Natalie Stein

Exercise, Fitness & Nutrition Expert | Lark Health

Daily minimum for a green badge: 28 grams per 2,000 calories

Meal minimum for a green badge: same (9 grams on a 2,000-calorie diet)

Why fiber is so important

Fiber is not an essential vitamin or mineral, and it is a type of carbohydrate, but it has all kinds of health benefits. For example, dietary fiber can help with weight control. It does not provide calories, since humans cannot obtain calories from it, and it slows digestion, so it can increase feelings of fullness. In addition, fiber is often in filling or low-calorie foods, such as vegetables, beans, and fruit.

Dietary fiber consumption is linked to lower risk for diabetes and more stable blood sugar levels. In addition, fiber lowers cholesterol levels and may lower risk for heart disease. Other possible effects include lower risk for hypertension and cancer.

Fiber has another, indirect, benefit. Since less-processed, high-nutrient foods tend to be the best sources of fiber, having a high fiber intake usually is a good indicator of a high-quality diet. It may mean that you are eating plenty of vegetables, fruits, whole grains, beans, and/or nuts. At the same time, it may mean that those healthy foods are crowding out less-healthy foods and you are not eating much processed, fatty, or sugary food.

Where to get fiber

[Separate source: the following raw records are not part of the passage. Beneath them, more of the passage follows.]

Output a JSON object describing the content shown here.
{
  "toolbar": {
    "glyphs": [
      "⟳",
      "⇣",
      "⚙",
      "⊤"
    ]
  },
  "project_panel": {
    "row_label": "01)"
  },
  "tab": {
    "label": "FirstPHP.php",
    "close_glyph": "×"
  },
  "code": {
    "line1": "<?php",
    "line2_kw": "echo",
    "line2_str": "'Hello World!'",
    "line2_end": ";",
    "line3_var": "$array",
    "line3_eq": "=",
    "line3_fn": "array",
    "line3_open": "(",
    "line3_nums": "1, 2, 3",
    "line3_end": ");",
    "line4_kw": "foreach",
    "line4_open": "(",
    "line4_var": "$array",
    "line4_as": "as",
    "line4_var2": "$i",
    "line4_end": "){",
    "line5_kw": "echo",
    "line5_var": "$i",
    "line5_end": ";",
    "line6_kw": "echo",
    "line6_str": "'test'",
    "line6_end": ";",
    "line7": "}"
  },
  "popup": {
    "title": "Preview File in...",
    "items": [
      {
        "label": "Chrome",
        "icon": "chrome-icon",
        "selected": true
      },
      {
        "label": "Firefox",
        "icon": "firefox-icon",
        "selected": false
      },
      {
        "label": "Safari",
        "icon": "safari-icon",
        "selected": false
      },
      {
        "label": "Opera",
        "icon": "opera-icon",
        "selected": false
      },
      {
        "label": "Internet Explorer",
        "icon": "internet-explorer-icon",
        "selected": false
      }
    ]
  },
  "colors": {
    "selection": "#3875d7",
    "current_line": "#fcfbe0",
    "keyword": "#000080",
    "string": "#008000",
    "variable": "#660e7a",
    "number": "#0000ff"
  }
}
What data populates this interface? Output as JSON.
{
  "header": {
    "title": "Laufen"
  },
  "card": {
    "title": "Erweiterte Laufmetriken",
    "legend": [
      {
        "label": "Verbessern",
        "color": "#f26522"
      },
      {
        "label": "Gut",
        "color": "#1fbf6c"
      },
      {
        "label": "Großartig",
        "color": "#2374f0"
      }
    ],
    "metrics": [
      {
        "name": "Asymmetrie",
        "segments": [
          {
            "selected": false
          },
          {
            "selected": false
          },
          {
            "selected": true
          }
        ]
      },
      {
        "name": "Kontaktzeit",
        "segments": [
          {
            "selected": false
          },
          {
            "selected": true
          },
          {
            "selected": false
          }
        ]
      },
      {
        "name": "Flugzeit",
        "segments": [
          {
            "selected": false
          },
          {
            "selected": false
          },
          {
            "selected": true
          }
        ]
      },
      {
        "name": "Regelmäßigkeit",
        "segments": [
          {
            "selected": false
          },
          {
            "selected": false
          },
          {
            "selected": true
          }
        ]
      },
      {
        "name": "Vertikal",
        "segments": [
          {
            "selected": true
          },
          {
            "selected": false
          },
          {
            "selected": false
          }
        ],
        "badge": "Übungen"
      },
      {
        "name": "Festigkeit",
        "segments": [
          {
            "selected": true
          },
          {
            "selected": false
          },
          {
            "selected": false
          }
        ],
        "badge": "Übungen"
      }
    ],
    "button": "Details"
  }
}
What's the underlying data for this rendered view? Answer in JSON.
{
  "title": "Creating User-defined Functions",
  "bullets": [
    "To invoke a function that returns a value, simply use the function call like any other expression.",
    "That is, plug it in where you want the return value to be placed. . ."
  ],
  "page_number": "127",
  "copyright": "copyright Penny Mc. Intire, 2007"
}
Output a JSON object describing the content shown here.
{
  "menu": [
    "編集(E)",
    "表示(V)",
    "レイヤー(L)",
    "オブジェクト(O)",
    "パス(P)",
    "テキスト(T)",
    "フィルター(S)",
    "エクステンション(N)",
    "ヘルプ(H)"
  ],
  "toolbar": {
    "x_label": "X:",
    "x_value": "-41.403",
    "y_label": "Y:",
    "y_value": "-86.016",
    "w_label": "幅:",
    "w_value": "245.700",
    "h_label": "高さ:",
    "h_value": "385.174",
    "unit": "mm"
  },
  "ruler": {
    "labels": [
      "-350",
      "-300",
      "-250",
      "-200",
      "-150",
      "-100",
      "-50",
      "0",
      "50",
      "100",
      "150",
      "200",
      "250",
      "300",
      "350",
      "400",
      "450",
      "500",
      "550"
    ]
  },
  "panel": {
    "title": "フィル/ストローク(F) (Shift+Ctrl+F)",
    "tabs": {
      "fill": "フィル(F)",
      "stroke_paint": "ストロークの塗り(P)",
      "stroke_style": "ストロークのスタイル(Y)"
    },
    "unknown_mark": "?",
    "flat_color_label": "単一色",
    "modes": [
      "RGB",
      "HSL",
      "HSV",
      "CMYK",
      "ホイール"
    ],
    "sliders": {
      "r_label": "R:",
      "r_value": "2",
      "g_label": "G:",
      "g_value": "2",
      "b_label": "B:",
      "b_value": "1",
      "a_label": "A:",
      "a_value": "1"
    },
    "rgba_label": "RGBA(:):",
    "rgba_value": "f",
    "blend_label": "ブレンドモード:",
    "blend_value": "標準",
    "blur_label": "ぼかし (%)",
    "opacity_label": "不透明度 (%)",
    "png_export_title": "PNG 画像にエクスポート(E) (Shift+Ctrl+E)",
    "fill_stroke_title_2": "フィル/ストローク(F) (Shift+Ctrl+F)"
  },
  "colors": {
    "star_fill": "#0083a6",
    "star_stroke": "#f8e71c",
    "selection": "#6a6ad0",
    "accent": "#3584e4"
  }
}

Fiber is only in plant-based foods, not in dairy products, eggs, or meat. It is in unprocessed and less-processed foods, while cooking, juicing, and other processed can lower or eliminate fiber content. These are some good sources of fiber.

  • Whole grains, including whole-wheat products, oatmeal, and bran cereals.
  • Non-starchy vegetables, such as tomatoes, spinach, celery, carrots, broccoli, artichokes, asparagus, eggplant, beets, cabbage, Brussels sprouts, cauliflower
  • Starchy vegetables, such as potatoes, sweet potatoes, peas, butternut, acorn, and other types of winter squash, corn
  • Fruit, such as apples, oranges, pears, bananas, strawberries and other berries, kiwi, cantaloupe, tangerines
  • Beans, such as garbanzo, black, navy, pinto
  • Lentils
  • Split peas, cowpeas, black-eye peas
  • Nuts, such as almonds, pistachios, cashews, pine nuts, Brazil nuts.
  • Peanuts
  • Seeds, such as sunflower, chia, flax, pumpkin

Tips for getting more from your fiber choices

  • Less-processed foods, such as whole fruits and vegetables and whole grains, have more fiber than more-processed versions, such as fruit and vegetable juices and refined grains.
  • Adding non-starchy vegetables to any meal or snack can add fiber and make it more filling without adding many calories.
  • Having beans or a veggie burger sometimes instead of meat for a protein source can increase fiber intake and lower cholesterol and saturated fat intake.
  • High-fiber snacks include vegetables with peanut butter, fruit with nuts, and whole-wheat crackers with cottage cheese and tomatoes.

Ideas for getting more fiber

  • Pea soup with onions, carrots, and parsnip browned in a pan with olive oil, with split peas, a handful of barley, low-sodium broth, a bay leaf, and pepper added. Boil it, then simmer until the peas are cooked.
  • Spread hummus in a whole-grain pita and stuff with baked falafel or chicken and grilled eggplant, zucchini, or bell peppers or sprouts, spinach, and tomato slices.
  • Scramble eggs or tofu with black beans, zucchini, spinach, and onions, add a dash of paprika and chili powder, and serve in a whole-grain tortilla or with avocado or fresh fruit.
  • Vegetarian chili with beans, tomatoes, bell peppers, celery, onions, seasoning, and (optional) soy protein (textured vegetable protein) and/or cashews. 
  • Peanut butter sandwich on whole-wheat bread instead of white bread, and add diced apple and cinnamon instead of jam.